We speak with thousands of potential Florida homebuyers every month, and one topic that’s always on their minds, especially as they get closer to moving in, is homeowners insurance.
Here are a few common misconceptions we hear from people about Florida homeowners insurance.
Misconception #1: Home Price Is What Determines Insurance Rates
A lot of Florida homebuyers think that the only thing that influences the amount they’ll pay for homeowners insurance is the price of their house.
This is simply not true.
While your home’s value is a factor, insurance companies also take into account several other factors including where the house is situated, when and how it was built, how you plan to use it (living there full or part-time, renting it out, etc.), and more.
Most of our buyers find that their homeowners insurance rates are lower than they planned because the insurance company takes into account the fact that their home was recently constructed, and built to meet or exceed the latest building codes and standards.
The lesson here for homebuyers is don’t let the idea of paying a little more for new construction scare you. We’ve talked here before about the cost savings you can realize on things like energy efficiency, but buying a new home will also help you save on homeowners insurance.
Misconception #2: Homebuyers Should Get As Much Insurance As They Can Afford
Some new homeowners want to go to such lengths to protect their new investment that they will try to insure it for over and above what it is actually worth.
Their “logic” here usually has to do with protecting themselves against rising prices and construction costs, but this is just like pouring money down the drain.
A good insurance agent will steer you clear of making this mistake, but a bad insurance agent will happily collect the higher premiums and commissions.
What should you do?
Well first off, you probably don’t even need to insure it for the price you paid. Assuming you purchased your home as a house/lot package like we sell them in most of opens in a new windowour Florida communities, part of the value is in the lot that the home is sitting on.

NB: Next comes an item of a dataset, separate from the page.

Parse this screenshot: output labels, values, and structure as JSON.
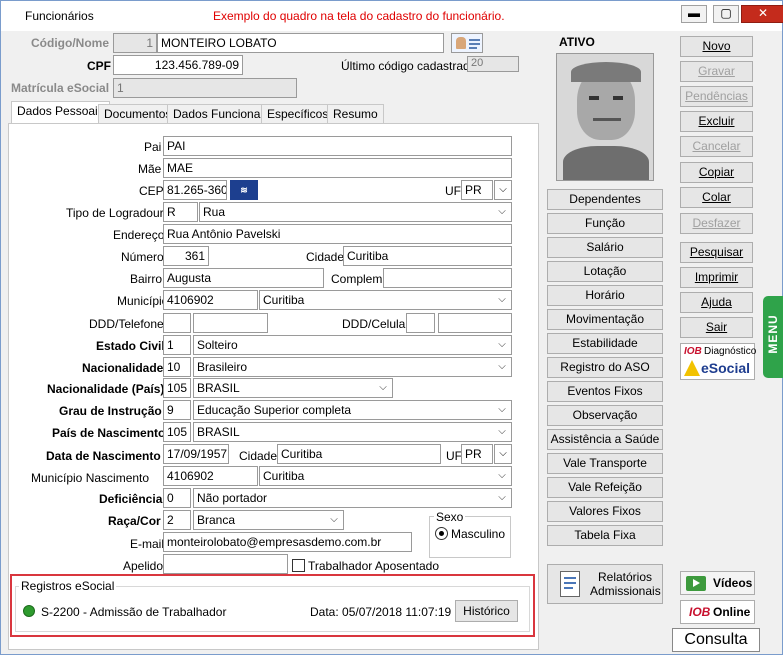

So you should deduct the value of the lot itself from the total price you paid for the home. Your sales associate might be able to give you a rough estimate of what your lot is worth, but a better bet is to check with a local real estate appraiser.
From there, you want to multiply the total square footage of your new home by the local building costs per square foot. To find out construction costs in your community, call your local real estate agent, builders association or insurance agent.
After completing this exercise, those who are still concerned about their coverage not being enough to cover the costs of rebuilding should consider “Guaranteed” or “Extended” replacement cost coverage policies.
An extended replacement cost policy will pay an extra 20 percent or more above the limits of your policy, (depending on the insurance company) and a guaranteed replacement cost policy will pay whatever it costs to rebuild your home as it was before it was destroyed.
So bottom line, there’s no need to over insure your new home, as long as you’ve done the work to figure out what it would cost to rebuild and hedged against the rising costs of that with an extended or guaranteed replacement type policy.
Misconception #3: Flood Insurance is Only For Homes in High Flood Risk Areas
There are two facts that most people do not know. First, flooding is the number one natural disaster in the United States; even properties not near water can be susceptible to flooding. Second, losses due to floods are not covered by your homeowner’s insurance policy.
The Federal Emergency Management Association (FEMA) puts out “flood maps” that show which areas tend to be most prone to flooding. I often hear people ask, “is the property in a flood zone?” and usually people describing homes in low-risk areas will say “no, it’s not in a flood zone.”
Well, the correct answer is that every property is in a flood zone. It’s just a matter of whether it is in a low, moderate or high-risk flood zone.
Federal law requires you to purchase flood insurance if you have a federally backed mortgage and reside in a high-risk area. But even people in low-risk areas should consider getting flood insurance. In fact, 25 to 30 percent of flood insurance claims come from low-to-moderate risk areas.
Flood insurance is relatively inexpensive, especially if your home is in a low-risk flood zone. A single-family home is limited to $250,000 coverage for structural damage and $100,000 for contents. I used to have those amounts of coverage on my home in a low-risk flood zone and my premium was just over $300 per year. For less than a dollar a day, I could sleep easy at night when the rain from the latest tropical storm was pouring down.
It was a no-brainer.